  • "Effects": The general sound effects, such as the ones played when hitting, moving, crashing, etc.

You should not set bus properties directly to "Master". All audio sources should playback to either the other two.

The Nanogame Debugger

An essential part of making not just a nanogame, but also any game at all, is testing and debugging it. The template comes with the Nanogame Debugger, that can be accessed by simply running the project. Once done so, you will be presented with the following screen:

The Nanogame Debugger's elements.

  1. The timer, including the type (orange for OBJECTIVE and green for SURVIVAL), the time left, and a lock button to prevent it from going down.

  2. The current difficulty and speed, which can be changed as well as locked, so winning/losing won't affect them.

  3. The start/stop and pause buttons. Use them to control the active state of the nanogame.

  4. The nanogame selecting area, including the file picker button, the current nanogame's name, and the reload button, useful for when making small changes.

  5. The debug code setter, it can be used to pass a integer value to the nanogame, which can act differently depending on what the value is and if the nanogame is programmed to do so.

  6. The miscellaneous area, which has the reference toggle button, that toggles the visibility references from Librerama's HUD elements (so you can avoid placing important elements below them), and the auto-hide toggle button, which hides the interface when playing a nanogame and when the mouse isn't above it.

To start testing your nanogame, click in the file picker button, which will bring the file dialog, then navigate the directories until you find the "nanogame.json", select it, and if the nanogame doesn't contain errors, it will be ready for testing.


By now, you must already have noticed that your nanogame files are stored in a directory named "insert_uuid_code_here". That's because it's required for this directory to be named using an UUID code, so it doesn't clash with other community nanogames that the player may also have loaded on their device. The are numerous ways of generating them, one being via the web searcher DuckDuckGo, by searching the term "UUID".

It's very important to remind that you should rename the directory using the Godot Engine itself. Otherwise, the engine will complain about not being able to find file dependencies.

Translating Your Nanogame

A tradução de uma peça de mídia é algo que, mesmo sendo negligenciada por muitos, é ainda assim extremamente importante!
Didn't understand a single thing in the previous phrase? Well, that's how players of different languages will feel if your nanogame isn't translated!

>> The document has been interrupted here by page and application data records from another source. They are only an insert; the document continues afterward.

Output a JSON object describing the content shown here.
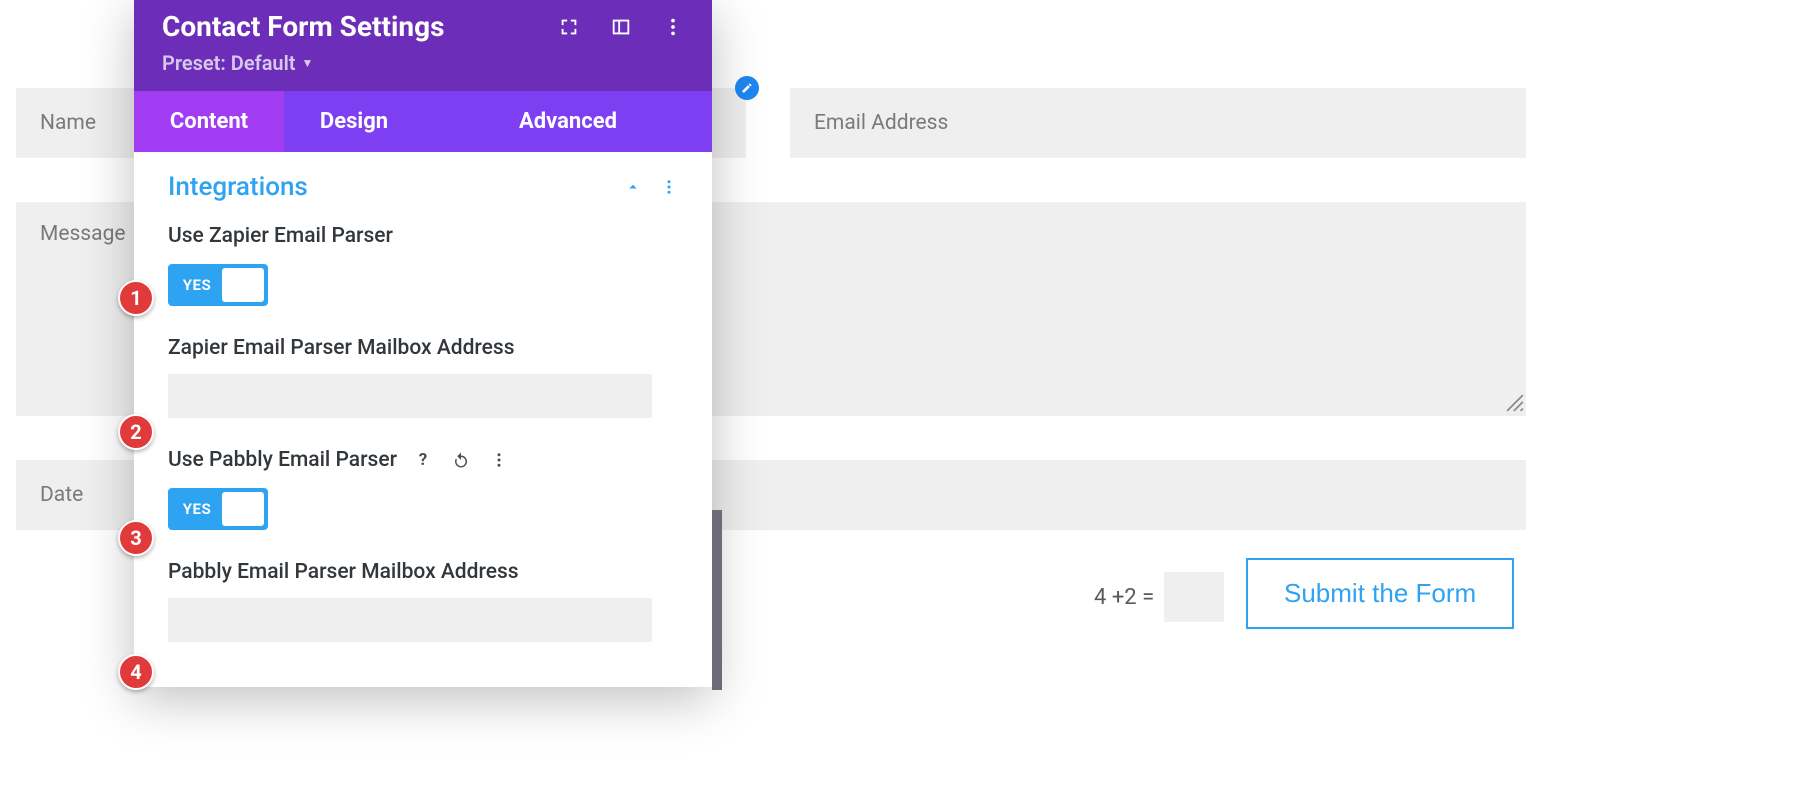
{
  "form": {
    "name_placeholder": "Name",
    "email_placeholder": "Email Address",
    "message_placeholder": "Message",
    "date_placeholder": "Date",
    "captcha_prompt": "4 +2 =",
    "submit_label": "Submit the Form"
  },
  "modal": {
    "title": "Contact Form Settings",
    "preset_label": "Preset: Default",
    "tabs": {
      "content": "Content",
      "design": "Design",
      "advanced": "Advanced"
    },
    "section_title": "Integrations",
    "settings": {
      "zapier_toggle_label": "Use Zapier Email Parser",
      "zapier_toggle_value": "YES",
      "zapier_address_label": "Zapier Email Parser Mailbox Address",
      "pabbly_toggle_label": "Use Pabbly Email Parser",
      "pabbly_toggle_value": "YES",
      "pabbly_address_label": "Pabbly Email Parser Mailbox Address"
    }
  },
  "annotations": {
    "b1": "1",
    "b2": "2",
    "b3": "3",
    "b4": "4"
  }
}
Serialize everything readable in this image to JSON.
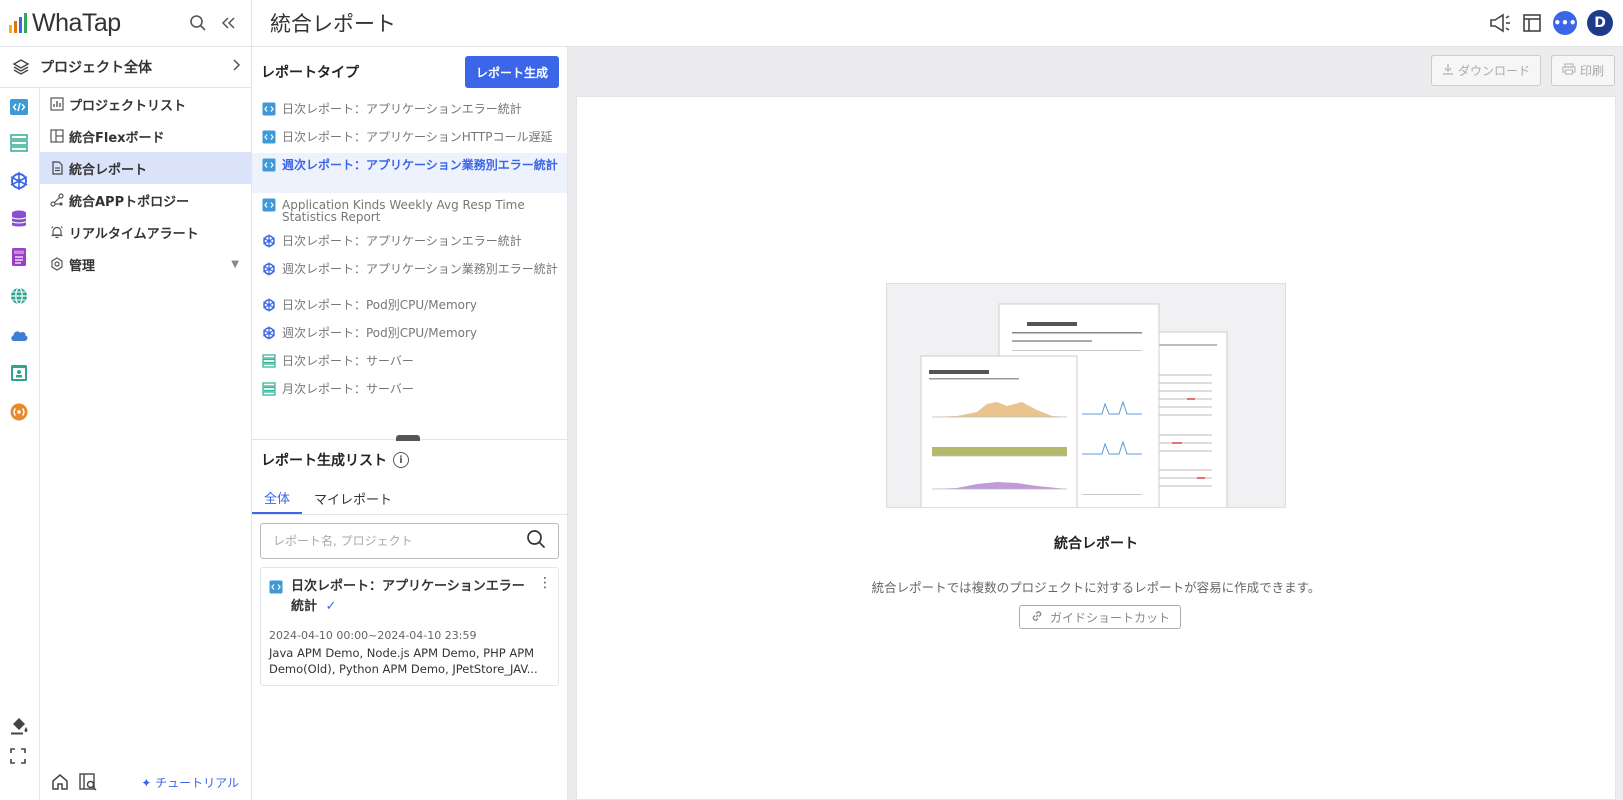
{
  "app": {
    "logo_text": "WhaTap"
  },
  "header": {
    "page_title": "統合レポート",
    "avatar_initial": "D"
  },
  "project_selector": {
    "label": "プロジェクト全体"
  },
  "nav": {
    "items": [
      {
        "label": "プロジェクトリスト",
        "icon": "bar-chart-icon"
      },
      {
        "label": "統合Flexボード",
        "icon": "layout-icon"
      },
      {
        "label": "統合レポート",
        "icon": "document-icon",
        "active": true
      },
      {
        "label": "統合APPトポロジー",
        "icon": "topology-icon"
      },
      {
        "label": "リアルタイムアラート",
        "icon": "alarm-icon"
      },
      {
        "label": "管理",
        "icon": "gear-icon"
      }
    ],
    "tutorial": "チュートリアル"
  },
  "report_types": {
    "title": "レポートタイプ",
    "generate_button": "レポート生成",
    "items": [
      {
        "label": "日次レポート：アプリケーションエラー統計",
        "icon": "app-code-icon"
      },
      {
        "label": "日次レポート：アプリケーションHTTPコール遅延",
        "icon": "app-code-icon"
      },
      {
        "label": "週次レポート：アプリケーション業務別エラー統計",
        "icon": "app-code-icon",
        "active": true
      },
      {
        "label": "Application Kinds Weekly Avg Resp Time Statistics Report",
        "icon": "app-code-icon"
      },
      {
        "label": "日次レポート：アプリケーションエラー統計",
        "icon": "kubernetes-icon"
      },
      {
        "label": "週次レポート：アプリケーション業務別エラー統計",
        "icon": "kubernetes-icon"
      },
      {
        "label": "日次レポート：Pod別CPU/Memory",
        "icon": "kubernetes-icon"
      },
      {
        "label": "週次レポート：Pod別CPU/Memory",
        "icon": "kubernetes-icon"
      },
      {
        "label": "日次レポート：サーバー",
        "icon": "server-icon"
      },
      {
        "label": "月次レポート：サーバー",
        "icon": "server-icon"
      }
    ]
  },
  "generated_list": {
    "title": "レポート生成リスト",
    "tabs": [
      "全体",
      "マイレポート"
    ],
    "search_placeholder": "レポート名, プロジェクト",
    "card": {
      "title": "日次レポート：アプリケーションエラー統計",
      "period": "2024-04-10 00:00~2024-04-10 23:59",
      "projects": "Java APM Demo, Node.js APM Demo, PHP APM Demo(Old), Python APM Demo, JPetStore_JAV..."
    }
  },
  "content": {
    "download_button": "ダウンロード",
    "print_button": "印刷",
    "empty_title": "統合レポート",
    "empty_description": "統合レポートでは複数のプロジェクトに対するレポートが容易に作成できます。",
    "guide_button": "ガイドショートカット"
  },
  "colors": {
    "accent": "#3b66e8",
    "active_bg": "#dbe3fb",
    "avatar": "#1e3a8a"
  }
}
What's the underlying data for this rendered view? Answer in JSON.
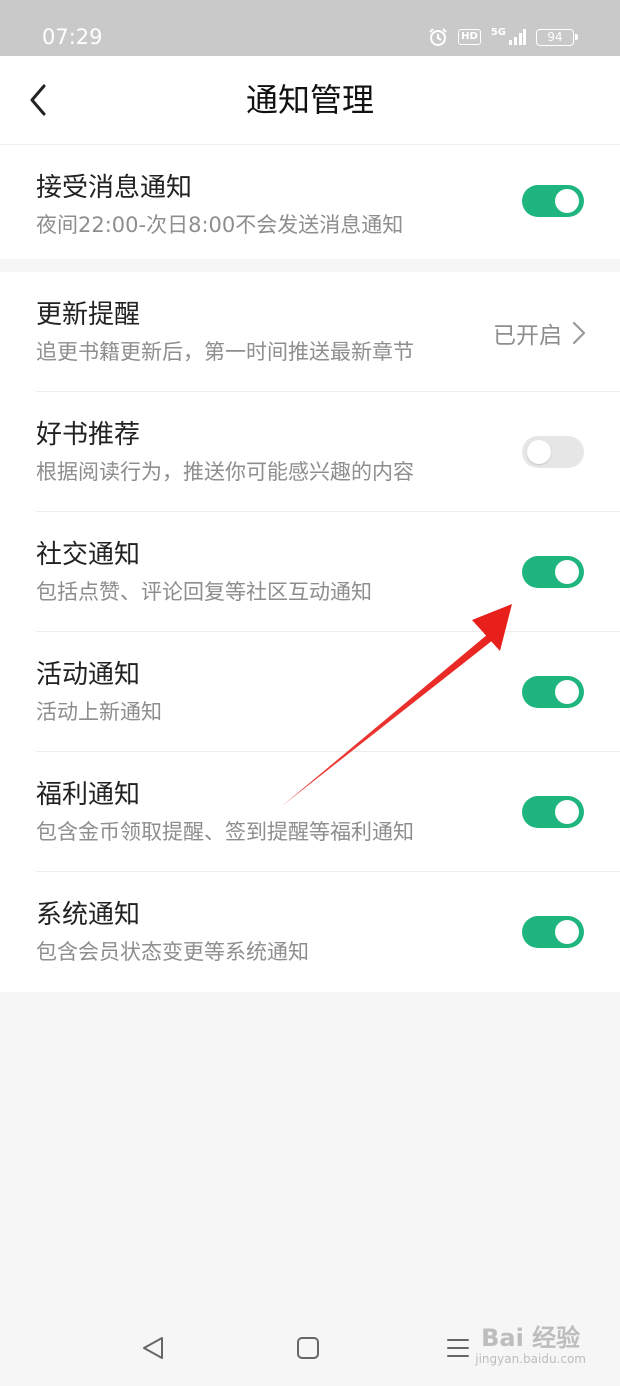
{
  "status_bar": {
    "time": "07:29",
    "network": "5G",
    "hd": "HD",
    "battery": "94",
    "icons": [
      "alarm-icon",
      "hd-icon",
      "signal-5g-icon",
      "battery-icon"
    ]
  },
  "header": {
    "title": "通知管理",
    "back_icon": "chevron-left-icon"
  },
  "master": {
    "title": "接受消息通知",
    "subtitle": "夜间22:00-次日8:00不会发送消息通知",
    "enabled": true
  },
  "settings": [
    {
      "title": "更新提醒",
      "subtitle": "追更书籍更新后，第一时间推送最新章节",
      "type": "link",
      "value": "已开启"
    },
    {
      "title": "好书推荐",
      "subtitle": "根据阅读行为，推送你可能感兴趣的内容",
      "type": "toggle",
      "enabled": false
    },
    {
      "title": "社交通知",
      "subtitle": "包括点赞、评论回复等社区互动通知",
      "type": "toggle",
      "enabled": true
    },
    {
      "title": "活动通知",
      "subtitle": "活动上新通知",
      "type": "toggle",
      "enabled": true
    },
    {
      "title": "福利通知",
      "subtitle": "包含金币领取提醒、签到提醒等福利通知",
      "type": "toggle",
      "enabled": true
    },
    {
      "title": "系统通知",
      "subtitle": "包含会员状态变更等系统通知",
      "type": "toggle",
      "enabled": true
    }
  ],
  "colors": {
    "toggle_on": "#1fb57f",
    "toggle_off": "#e6e6e6",
    "annotation_arrow": "#e8201c"
  },
  "system_nav": {
    "icons": [
      "back-triangle-icon",
      "home-square-icon",
      "menu-lines-icon"
    ]
  },
  "watermark": {
    "main": "Bai 经验",
    "sub": "jingyan.baidu.com"
  }
}
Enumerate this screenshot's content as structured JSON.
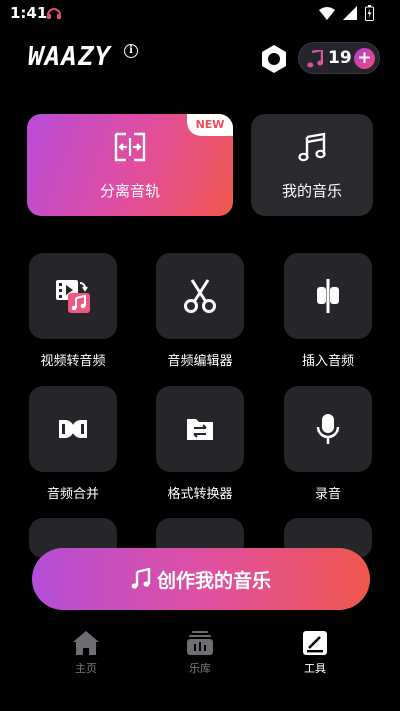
{
  "status": {
    "time": "1:41"
  },
  "header": {
    "logo": "WAAZY",
    "info_icon": "info-icon",
    "credits": "19"
  },
  "features": {
    "separate": {
      "label": "分离音轨",
      "badge": "NEW"
    },
    "my_music": {
      "label": "我的音乐"
    }
  },
  "tools": [
    {
      "label": "视频转音频",
      "icon": "video-to-audio-icon"
    },
    {
      "label": "音频编辑器",
      "icon": "scissors-icon"
    },
    {
      "label": "插入音频",
      "icon": "insert-audio-icon"
    },
    {
      "label": "音频合并",
      "icon": "merge-icon"
    },
    {
      "label": "格式转换器",
      "icon": "format-convert-icon"
    },
    {
      "label": "录音",
      "icon": "microphone-icon"
    }
  ],
  "cta": {
    "label": "创作我的音乐"
  },
  "nav": [
    {
      "label": "主页",
      "icon": "home-icon"
    },
    {
      "label": "乐库",
      "icon": "library-icon"
    },
    {
      "label": "工具",
      "icon": "tools-icon"
    }
  ],
  "colors": {
    "accent_start": "#b44ed7",
    "accent_mid": "#e2509c",
    "accent_end": "#f0584c",
    "card": "#262529"
  }
}
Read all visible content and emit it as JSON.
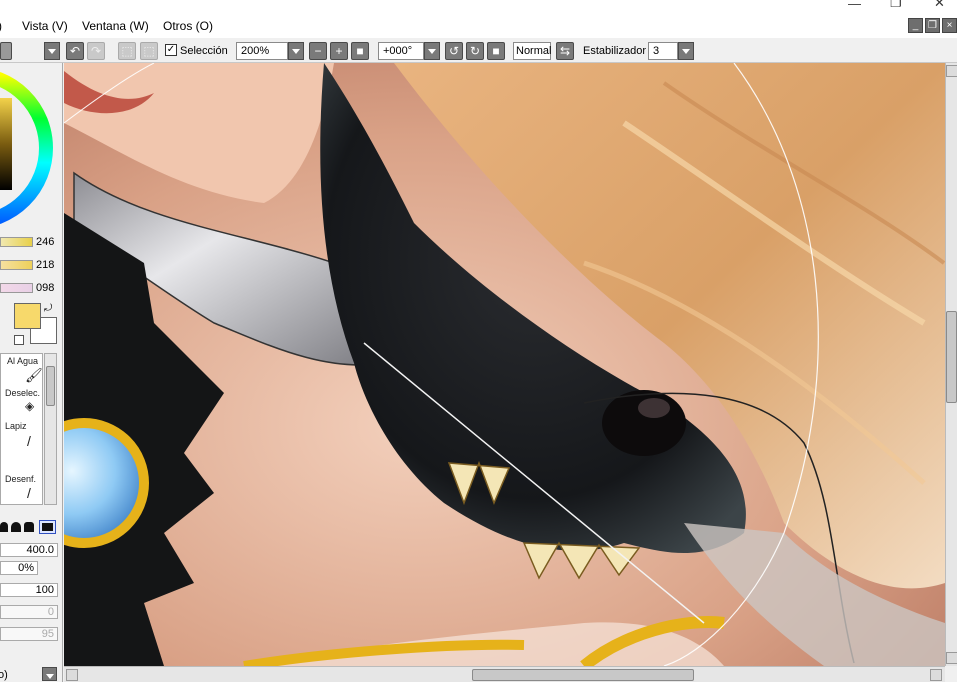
{
  "menu": {
    "items": [
      "Vista (V)",
      "Ventana (W)",
      "Otros (O)"
    ],
    "paren_fragment": ")"
  },
  "toolbar": {
    "selection_label": "Selección",
    "zoom_value": "200%",
    "rotation_value": "+000°",
    "blend_mode": "Normal",
    "stabilizer_label": "Estabilizador",
    "stabilizer_value": "3"
  },
  "color_panel": {
    "slider_values": [
      "246",
      "218",
      "098"
    ],
    "primary_color": "#f7d96b",
    "secondary_color": "#ffffff"
  },
  "tools": [
    {
      "label": "Al Agua"
    },
    {
      "label": "Deselec."
    },
    {
      "label": "Lapiz"
    },
    {
      "label": ""
    },
    {
      "label": "Desenf."
    }
  ],
  "brush_props": {
    "size": "400.0",
    "min_size": "0%",
    "density": "100",
    "blur": "0",
    "extra": "95",
    "bottom_fragment": "o)"
  }
}
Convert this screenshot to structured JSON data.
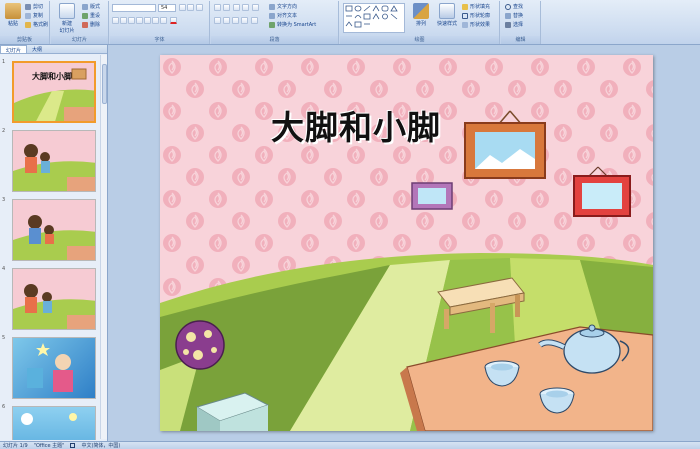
{
  "ribbon": {
    "clipboard": {
      "paste": "粘贴",
      "cut": "剪切",
      "copy": "复制",
      "format_painter": "格式刷",
      "label": "剪贴板"
    },
    "slides": {
      "new_slide": "新建\n幻灯片",
      "layout": "版式",
      "reset": "重设",
      "delete": "删除",
      "label": "幻灯片"
    },
    "font": {
      "font_name": "",
      "font_size": "54",
      "label": "字体"
    },
    "paragraph": {
      "text_direction": "文字方向",
      "align_text": "对齐文本",
      "smartart": "转换为 SmartArt",
      "label": "段落"
    },
    "drawing": {
      "arrange": "排列",
      "quick_styles": "快速样式",
      "shape_fill": "形状填充",
      "shape_outline": "形状轮廓",
      "shape_effects": "形状效果",
      "label": "绘图"
    },
    "editing": {
      "find": "查找",
      "replace": "替换",
      "select": "选择",
      "label": "编辑"
    }
  },
  "panel": {
    "tab_slides": "幻灯片",
    "tab_outline": "大纲"
  },
  "thumbnails": [
    {
      "num": "1",
      "title": "大脚和小脚"
    },
    {
      "num": "2"
    },
    {
      "num": "3"
    },
    {
      "num": "4"
    },
    {
      "num": "5"
    },
    {
      "num": "6"
    }
  ],
  "slide": {
    "title": "大脚和小脚"
  },
  "status": {
    "slide_info": "幻灯片 1/9",
    "theme": "\"Office 主题\"",
    "language": "中文(简体，中国)"
  },
  "colors": {
    "ribbon": "#dbe6f4",
    "selected_thumb": "#f29b2b",
    "slide_pink": "#f5c6cf",
    "grass": "#a9cc4e"
  }
}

Translations are done via ".po" files. Explaining how they function is beyond the scope of this tutorial, as there are plenty of resources online on how to work with them. This is more of a hint that Librerama can make use of them for translations.

The file contents should have the translation of your nanogame's metadata, as well as any text that appears in-game. The files themselves should be stored in a directory named "translations" which should be created inside the UUID directory.

Exporting Your Nanogame

After all is said and done, when your nanogame is finally complete, it's time to export the ".pck" file! Go to the "Export" dialog, click the Android preset, and then click in "Export PCK/Zip", select the place where you want to export it and name it something that ends with the extension ".pck". Don't worry about the Android preset, the package files are cross-platform, and will be able to be loaded in device that runs Librerama.

When the exporting is finished, it's all done! It can just be placed in Librerama's "community_nanogames" directory within the player's user data directory, and the game will be able to pick it right up at the start. Now you can play it by yourself, or even better: share it with others!

License Values

The license values available to be set in the metadata is large, which is why they're being shown at the very end of this tutorial. Here they are: